(Dataset rows for apps and sites)

########

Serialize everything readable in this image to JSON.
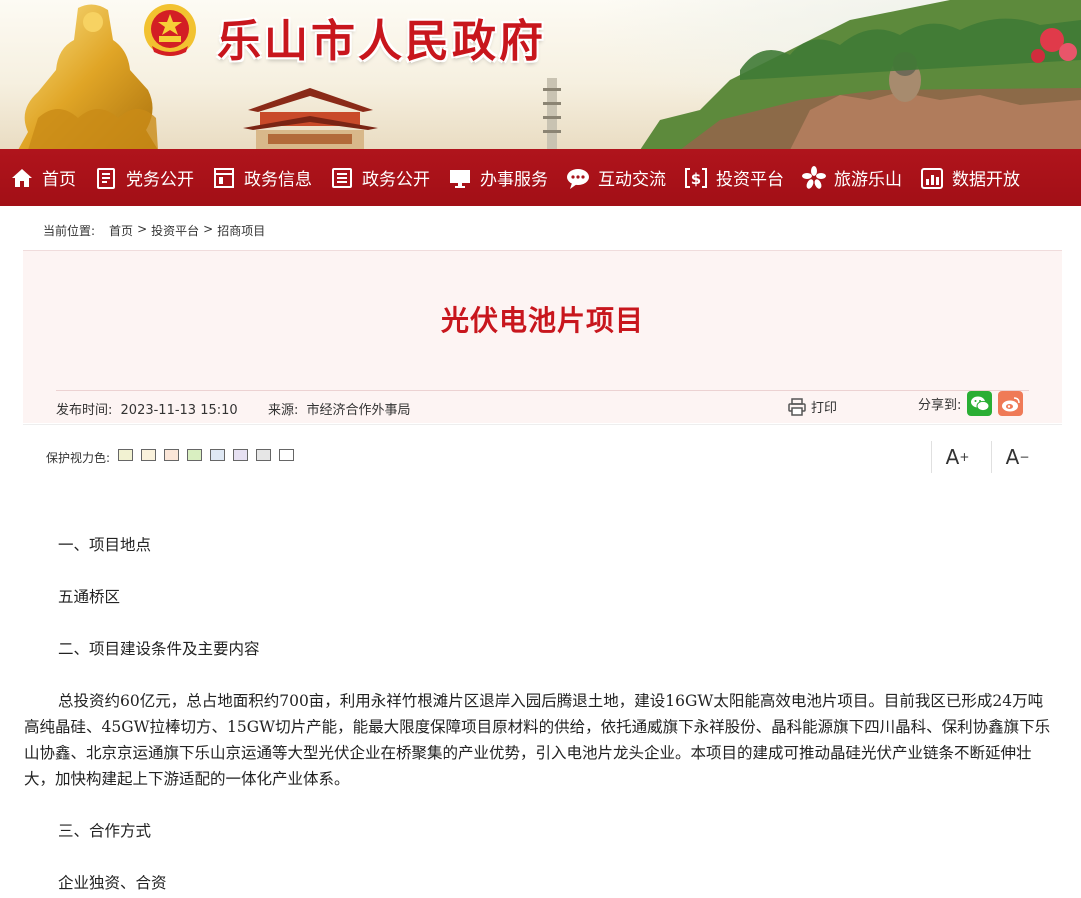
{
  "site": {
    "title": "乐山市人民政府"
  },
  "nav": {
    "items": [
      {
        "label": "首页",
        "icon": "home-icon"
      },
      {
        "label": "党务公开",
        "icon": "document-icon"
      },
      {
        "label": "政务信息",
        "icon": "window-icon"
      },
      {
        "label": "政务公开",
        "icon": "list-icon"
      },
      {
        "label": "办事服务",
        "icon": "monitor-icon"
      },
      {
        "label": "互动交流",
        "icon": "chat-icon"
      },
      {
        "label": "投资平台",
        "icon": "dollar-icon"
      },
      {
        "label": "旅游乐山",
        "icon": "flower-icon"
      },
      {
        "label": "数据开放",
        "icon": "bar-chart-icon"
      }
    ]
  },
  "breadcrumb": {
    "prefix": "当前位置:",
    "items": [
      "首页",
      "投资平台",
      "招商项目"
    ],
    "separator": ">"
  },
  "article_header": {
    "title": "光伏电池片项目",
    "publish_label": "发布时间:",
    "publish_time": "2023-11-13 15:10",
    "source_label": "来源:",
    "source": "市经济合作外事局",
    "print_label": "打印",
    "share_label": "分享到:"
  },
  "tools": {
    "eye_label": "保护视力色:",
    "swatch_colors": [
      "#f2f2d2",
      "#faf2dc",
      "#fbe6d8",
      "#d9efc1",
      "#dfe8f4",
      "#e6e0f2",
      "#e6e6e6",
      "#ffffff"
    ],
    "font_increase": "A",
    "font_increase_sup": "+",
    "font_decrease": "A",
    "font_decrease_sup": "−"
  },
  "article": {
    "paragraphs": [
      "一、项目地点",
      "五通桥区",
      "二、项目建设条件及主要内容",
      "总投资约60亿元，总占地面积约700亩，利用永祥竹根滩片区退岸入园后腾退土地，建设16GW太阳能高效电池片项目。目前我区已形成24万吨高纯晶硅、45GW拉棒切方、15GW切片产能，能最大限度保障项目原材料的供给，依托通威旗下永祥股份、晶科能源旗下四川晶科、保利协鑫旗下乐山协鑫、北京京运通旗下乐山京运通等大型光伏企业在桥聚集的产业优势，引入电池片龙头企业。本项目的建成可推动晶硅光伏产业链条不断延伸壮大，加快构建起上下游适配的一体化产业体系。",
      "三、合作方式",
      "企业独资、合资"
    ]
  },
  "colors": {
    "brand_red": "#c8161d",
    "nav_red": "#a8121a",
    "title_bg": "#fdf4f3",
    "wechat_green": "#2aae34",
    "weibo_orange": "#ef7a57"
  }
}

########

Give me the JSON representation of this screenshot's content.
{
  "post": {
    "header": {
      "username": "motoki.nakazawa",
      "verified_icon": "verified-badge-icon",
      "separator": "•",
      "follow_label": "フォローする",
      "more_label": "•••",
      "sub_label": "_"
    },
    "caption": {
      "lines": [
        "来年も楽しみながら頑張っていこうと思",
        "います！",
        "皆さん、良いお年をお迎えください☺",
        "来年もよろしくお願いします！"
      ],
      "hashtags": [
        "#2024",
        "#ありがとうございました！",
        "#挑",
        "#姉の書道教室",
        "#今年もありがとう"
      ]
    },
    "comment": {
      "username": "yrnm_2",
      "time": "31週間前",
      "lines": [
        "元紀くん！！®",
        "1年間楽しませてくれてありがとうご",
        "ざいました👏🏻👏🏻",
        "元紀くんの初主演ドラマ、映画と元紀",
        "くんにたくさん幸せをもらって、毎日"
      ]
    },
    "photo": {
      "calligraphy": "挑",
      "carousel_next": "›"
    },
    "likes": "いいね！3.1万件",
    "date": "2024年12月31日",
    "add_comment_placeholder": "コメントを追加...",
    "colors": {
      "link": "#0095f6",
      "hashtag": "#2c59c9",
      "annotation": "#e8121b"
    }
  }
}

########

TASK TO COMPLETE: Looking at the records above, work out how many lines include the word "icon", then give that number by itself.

RESPONSE TO THE TASK: 10